* Work request:
Each line below with the string "active" should be copied.
>>>
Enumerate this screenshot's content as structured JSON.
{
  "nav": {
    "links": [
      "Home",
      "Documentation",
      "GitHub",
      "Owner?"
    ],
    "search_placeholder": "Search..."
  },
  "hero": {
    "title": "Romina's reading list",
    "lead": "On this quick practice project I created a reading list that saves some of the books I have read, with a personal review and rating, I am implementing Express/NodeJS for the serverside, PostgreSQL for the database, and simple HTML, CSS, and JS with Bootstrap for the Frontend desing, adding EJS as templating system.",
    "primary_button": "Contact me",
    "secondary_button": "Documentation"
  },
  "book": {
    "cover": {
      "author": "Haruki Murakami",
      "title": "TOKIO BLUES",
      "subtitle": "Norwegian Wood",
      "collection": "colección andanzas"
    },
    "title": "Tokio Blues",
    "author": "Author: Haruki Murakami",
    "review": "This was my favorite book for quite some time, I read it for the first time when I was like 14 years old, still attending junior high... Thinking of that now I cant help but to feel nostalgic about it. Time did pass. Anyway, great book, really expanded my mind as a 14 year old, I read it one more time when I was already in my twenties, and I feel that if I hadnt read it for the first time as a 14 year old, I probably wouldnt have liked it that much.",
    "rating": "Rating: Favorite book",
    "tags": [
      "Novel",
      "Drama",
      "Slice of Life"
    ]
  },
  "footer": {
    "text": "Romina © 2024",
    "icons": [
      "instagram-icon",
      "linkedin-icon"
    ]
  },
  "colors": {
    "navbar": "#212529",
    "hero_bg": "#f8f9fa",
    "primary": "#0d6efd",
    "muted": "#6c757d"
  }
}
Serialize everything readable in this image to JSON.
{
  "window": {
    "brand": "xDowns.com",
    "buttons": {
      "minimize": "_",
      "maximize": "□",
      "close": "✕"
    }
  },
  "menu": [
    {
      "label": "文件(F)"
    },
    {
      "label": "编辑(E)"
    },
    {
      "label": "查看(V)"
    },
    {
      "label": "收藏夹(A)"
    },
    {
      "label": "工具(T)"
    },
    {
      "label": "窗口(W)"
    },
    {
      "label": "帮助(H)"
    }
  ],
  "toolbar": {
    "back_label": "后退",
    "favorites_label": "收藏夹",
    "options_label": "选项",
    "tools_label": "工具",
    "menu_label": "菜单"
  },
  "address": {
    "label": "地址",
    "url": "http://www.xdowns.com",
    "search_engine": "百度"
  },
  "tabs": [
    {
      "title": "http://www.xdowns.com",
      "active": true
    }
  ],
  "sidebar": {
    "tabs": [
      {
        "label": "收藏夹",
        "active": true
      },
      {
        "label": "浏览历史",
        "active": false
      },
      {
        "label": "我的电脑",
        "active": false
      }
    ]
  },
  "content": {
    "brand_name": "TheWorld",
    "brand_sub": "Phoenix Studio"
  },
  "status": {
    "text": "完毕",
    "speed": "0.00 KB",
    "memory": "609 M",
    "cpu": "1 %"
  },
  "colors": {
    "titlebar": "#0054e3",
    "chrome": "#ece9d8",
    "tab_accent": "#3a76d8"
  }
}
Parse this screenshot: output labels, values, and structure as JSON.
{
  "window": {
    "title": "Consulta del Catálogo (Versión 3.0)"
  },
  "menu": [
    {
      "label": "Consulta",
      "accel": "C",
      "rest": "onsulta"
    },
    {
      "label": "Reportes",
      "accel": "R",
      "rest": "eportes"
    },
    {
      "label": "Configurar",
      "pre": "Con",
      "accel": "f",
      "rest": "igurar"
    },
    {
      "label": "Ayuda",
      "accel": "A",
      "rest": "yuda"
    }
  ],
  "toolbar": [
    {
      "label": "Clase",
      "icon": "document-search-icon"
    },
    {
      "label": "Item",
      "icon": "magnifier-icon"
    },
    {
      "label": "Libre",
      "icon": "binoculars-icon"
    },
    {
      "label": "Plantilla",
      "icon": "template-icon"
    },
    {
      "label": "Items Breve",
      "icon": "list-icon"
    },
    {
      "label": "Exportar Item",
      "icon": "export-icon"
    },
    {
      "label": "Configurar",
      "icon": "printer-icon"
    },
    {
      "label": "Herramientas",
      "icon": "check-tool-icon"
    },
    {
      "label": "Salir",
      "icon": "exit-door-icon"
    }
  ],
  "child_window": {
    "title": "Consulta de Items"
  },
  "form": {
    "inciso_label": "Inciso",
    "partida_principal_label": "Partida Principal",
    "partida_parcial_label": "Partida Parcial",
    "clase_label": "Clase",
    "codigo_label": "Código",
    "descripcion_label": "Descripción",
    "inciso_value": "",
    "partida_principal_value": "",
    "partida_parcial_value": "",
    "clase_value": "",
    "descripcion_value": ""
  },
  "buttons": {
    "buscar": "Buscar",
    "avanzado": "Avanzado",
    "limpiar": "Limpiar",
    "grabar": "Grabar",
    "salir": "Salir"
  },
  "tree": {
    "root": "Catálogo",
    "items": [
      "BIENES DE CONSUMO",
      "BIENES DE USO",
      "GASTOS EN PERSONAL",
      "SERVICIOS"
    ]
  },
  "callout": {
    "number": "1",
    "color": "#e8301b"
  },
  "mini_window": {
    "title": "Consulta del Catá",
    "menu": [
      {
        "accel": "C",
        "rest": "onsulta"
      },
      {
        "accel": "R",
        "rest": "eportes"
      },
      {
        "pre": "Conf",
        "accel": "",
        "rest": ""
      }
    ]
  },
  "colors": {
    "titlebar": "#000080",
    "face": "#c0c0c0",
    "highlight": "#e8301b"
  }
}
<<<
* Expected answer:
      "active": true
        "active": true
        "active": false
        "active": false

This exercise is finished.